It has taken months (maybe a year?) of working out at home before you finally found the courage to take your skills to the gym. Your husband might have been a bit surprised when you asked to come along but he didn’t bat an eye or try to push you too far out of your comfort zone. There was no pressure to join him with the guys at the squat rack. You did want to try out some new things and use the equipment you don’t have home. Scanning the gym, you wonder what new squat variations without the rack you can try out to challenge yourself.
The squat is a foundational movement pattern and a staple in most weight training. Back squats, with a barbell resting across the shoulders, are often seen as the “gold standard” of lifting and appear in leg day and glute building workout plans.
However, they may not be the right squat for you. Even if you’re a regular gym goer a back squat may not be the right choice for your body or be possible on a busy morning at the gym with only ONE squat rack.
You need options for squats that challenge you in new ways and allow you to be flexible with your workout. Here are three new squat variations without the rack to change up your workout to meet your needs.
Goblet squats are a great place for beginners to learn good form if they do want to work up to the squat rack. They are also a great option when the squat rack is just too busy. You’ll start by holding one dumbbell at chest height perpendicular to the ground, with feet shoulder distance apart and toes pointed slightly outward. Keeping the weight close to your chest, descend into the squat position with a neutral spine, eyes up and knees tracking slightly out. Push through your heels to rise back to a standing position and repeat for the desired number of repetitions.

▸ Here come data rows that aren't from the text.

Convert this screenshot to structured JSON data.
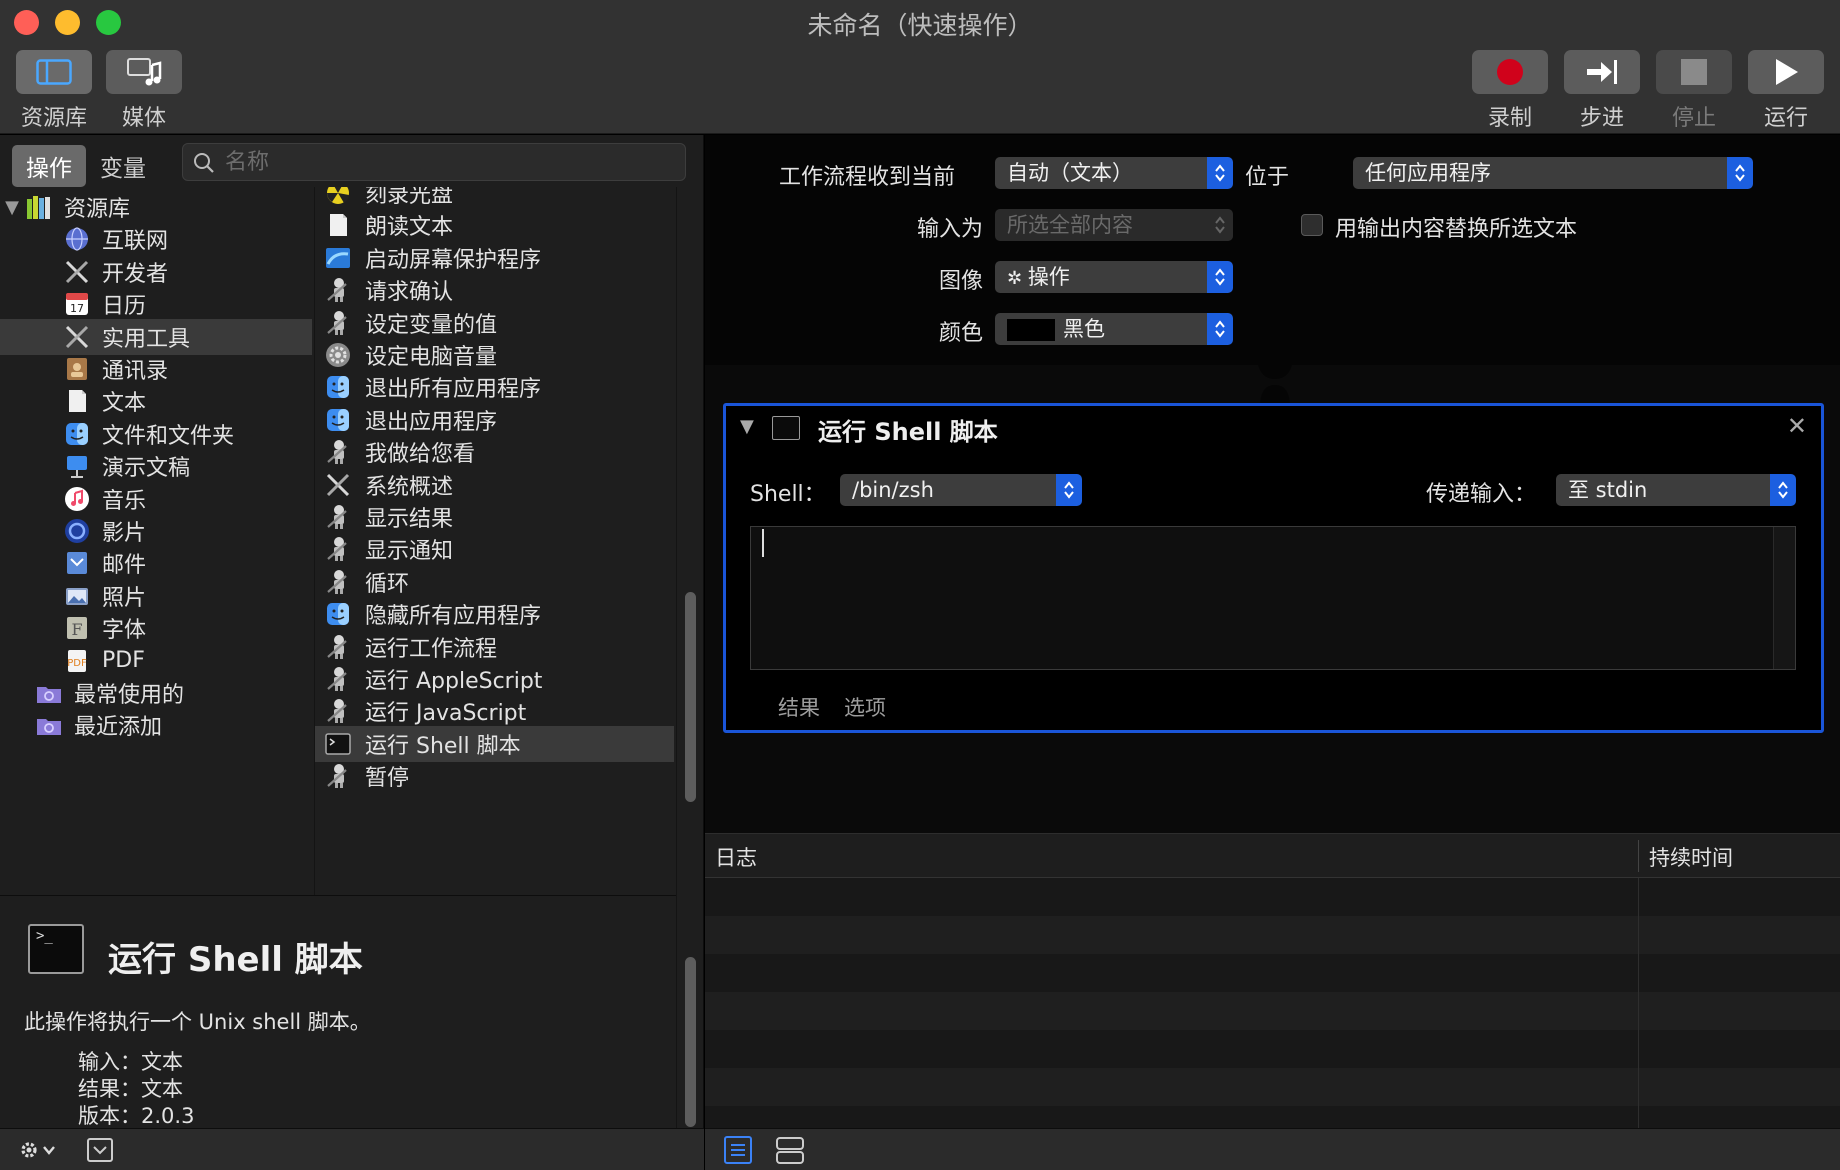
{
  "window": {
    "title": "未命名（快速操作）"
  },
  "toolbar": {
    "library_label": "资源库",
    "media_label": "媒体",
    "record_label": "录制",
    "step_label": "步进",
    "stop_label": "停止",
    "run_label": "运行"
  },
  "left": {
    "tab_actions": "操作",
    "tab_variables": "变量",
    "search_placeholder": "名称",
    "library_items": [
      {
        "label": "资源库",
        "icon": "library-icon",
        "color": "#c8d832"
      },
      {
        "label": "互联网",
        "icon": "globe-icon",
        "color": "#6a7fd8"
      },
      {
        "label": "开发者",
        "icon": "tools-icon",
        "color": "#cfcfcf"
      },
      {
        "label": "日历",
        "icon": "calendar-icon",
        "color": "#e04848"
      },
      {
        "label": "实用工具",
        "icon": "tools-icon",
        "color": "#cfcfcf"
      },
      {
        "label": "通讯录",
        "icon": "contacts-icon",
        "color": "#b08050"
      },
      {
        "label": "文本",
        "icon": "text-icon",
        "color": "#f0f0f0"
      },
      {
        "label": "文件和文件夹",
        "icon": "finder-icon",
        "color": "#3d8df0"
      },
      {
        "label": "演示文稿",
        "icon": "keynote-icon",
        "color": "#3d8df0"
      },
      {
        "label": "音乐",
        "icon": "music-icon",
        "color": "#f04a6a"
      },
      {
        "label": "影片",
        "icon": "movie-icon",
        "color": "#3060d0"
      },
      {
        "label": "邮件",
        "icon": "mail-icon",
        "color": "#5a8ad8"
      },
      {
        "label": "照片",
        "icon": "photo-icon",
        "color": "#8aa0c8"
      },
      {
        "label": "字体",
        "icon": "font-icon",
        "color": "#c0c0b0"
      },
      {
        "label": "PDF",
        "icon": "pdf-icon",
        "color": "#e0a040"
      },
      {
        "label": "最常使用的",
        "icon": "smart-folder-icon",
        "color": "#8a7ad8"
      },
      {
        "label": "最近添加",
        "icon": "smart-folder-icon",
        "color": "#8a7ad8"
      }
    ],
    "action_items": [
      {
        "label": "刻录光盘",
        "icon": "burn-icon"
      },
      {
        "label": "朗读文本",
        "icon": "text-icon"
      },
      {
        "label": "启动屏幕保护程序",
        "icon": "screensaver-icon"
      },
      {
        "label": "请求确认",
        "icon": "automator-robot-icon"
      },
      {
        "label": "设定变量的值",
        "icon": "automator-robot-icon"
      },
      {
        "label": "设定电脑音量",
        "icon": "system-prefs-icon"
      },
      {
        "label": "退出所有应用程序",
        "icon": "finder-icon"
      },
      {
        "label": "退出应用程序",
        "icon": "finder-icon"
      },
      {
        "label": "我做给您看",
        "icon": "automator-robot-icon"
      },
      {
        "label": "系统概述",
        "icon": "tools-icon"
      },
      {
        "label": "显示结果",
        "icon": "automator-robot-icon"
      },
      {
        "label": "显示通知",
        "icon": "automator-robot-icon"
      },
      {
        "label": "循环",
        "icon": "automator-robot-icon"
      },
      {
        "label": "隐藏所有应用程序",
        "icon": "finder-icon"
      },
      {
        "label": "运行工作流程",
        "icon": "automator-robot-icon"
      },
      {
        "label": "运行 AppleScript",
        "icon": "automator-robot-icon"
      },
      {
        "label": "运行 JavaScript",
        "icon": "automator-robot-icon"
      },
      {
        "label": "运行 Shell 脚本",
        "icon": "terminal-icon"
      },
      {
        "label": "暂停",
        "icon": "automator-robot-icon"
      }
    ],
    "selected_library": "实用工具",
    "selected_action": "运行 Shell 脚本",
    "description": {
      "title": "运行 Shell 脚本",
      "text": "此操作将执行一个 Unix shell 脚本。",
      "input_label": "输入：",
      "input_value": "文本",
      "result_label": "结果：",
      "result_value": "文本",
      "version_label": "版本：",
      "version_value": "2.0.3"
    }
  },
  "workflow": {
    "receives_label": "工作流程收到当前",
    "receives_value": "自动（文本）",
    "in_label": "位于",
    "in_value": "任何应用程序",
    "input_is_label": "输入为",
    "input_is_value": "所选全部内容",
    "replace_label": "用输出内容替换所选文本",
    "image_label": "图像",
    "image_value": "操作",
    "color_label": "颜色",
    "color_value": "黑色"
  },
  "action_card": {
    "title": "运行 Shell 脚本",
    "shell_label": "Shell：",
    "shell_value": "/bin/zsh",
    "pass_input_label": "传递输入：",
    "pass_input_value": "至 stdin",
    "script": "",
    "tab_results": "结果",
    "tab_options": "选项"
  },
  "log": {
    "col_log": "日志",
    "col_duration": "持续时间"
  },
  "colors": {
    "accent": "#1a55d8",
    "record": "#d0021b"
  }
}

If you have some concern about a heavy weight on your back you might want to consider front squats. Front squats are an alternative exercise at the squat rack that takes the load off the spine. Start by facing the bar (or using a lighter curling barbell). With palms facing forward, hold the bar at chest/shoulder height in front of the body with feet shoulder width apart and toes slightly out. Keeping the weight close to chest, descend into the squat position with a neutral spine, eyes up and knees tracking slightly out. Push through your heels to rise back to a standing position and repeat for the desired number of repetitions. You can also do this exercise with dumbbells or a pair of kettlebells.
Cables squats give you another equipment option in a busy gym. They also allow you a deeper range in your squat which is great for glute training. You’ll also get some bonus core engagement because of the location of the weight in relation to your body. Attach the rope attachment to a low pulley on the cable machine. Grab both ends of the rope attachment and take two to three steps back while facing the weight stack. Place your feet at shoulder width (or wider if you wish to work the outer hips more). Keep your eyes up will descending into the squat position with a neutral spine, eyes up and knees tracking slightly out. Keep your arms straight out in front of you with back engaged to control the weight but NOT rowing. Push through your heels to rise back to a standing position and repeat for the desired number of repetitions.
If you’re ready to take your workout from home to the gym, you can substitute any of new squat variations without the rack for your usual dumbbell squats. Even if you’ve been working out for a while don’t be surprised when you feel that newbie soreness the next day! You might also check out my Triple T series to learn more about the other exercises you need to shape a glorious backside.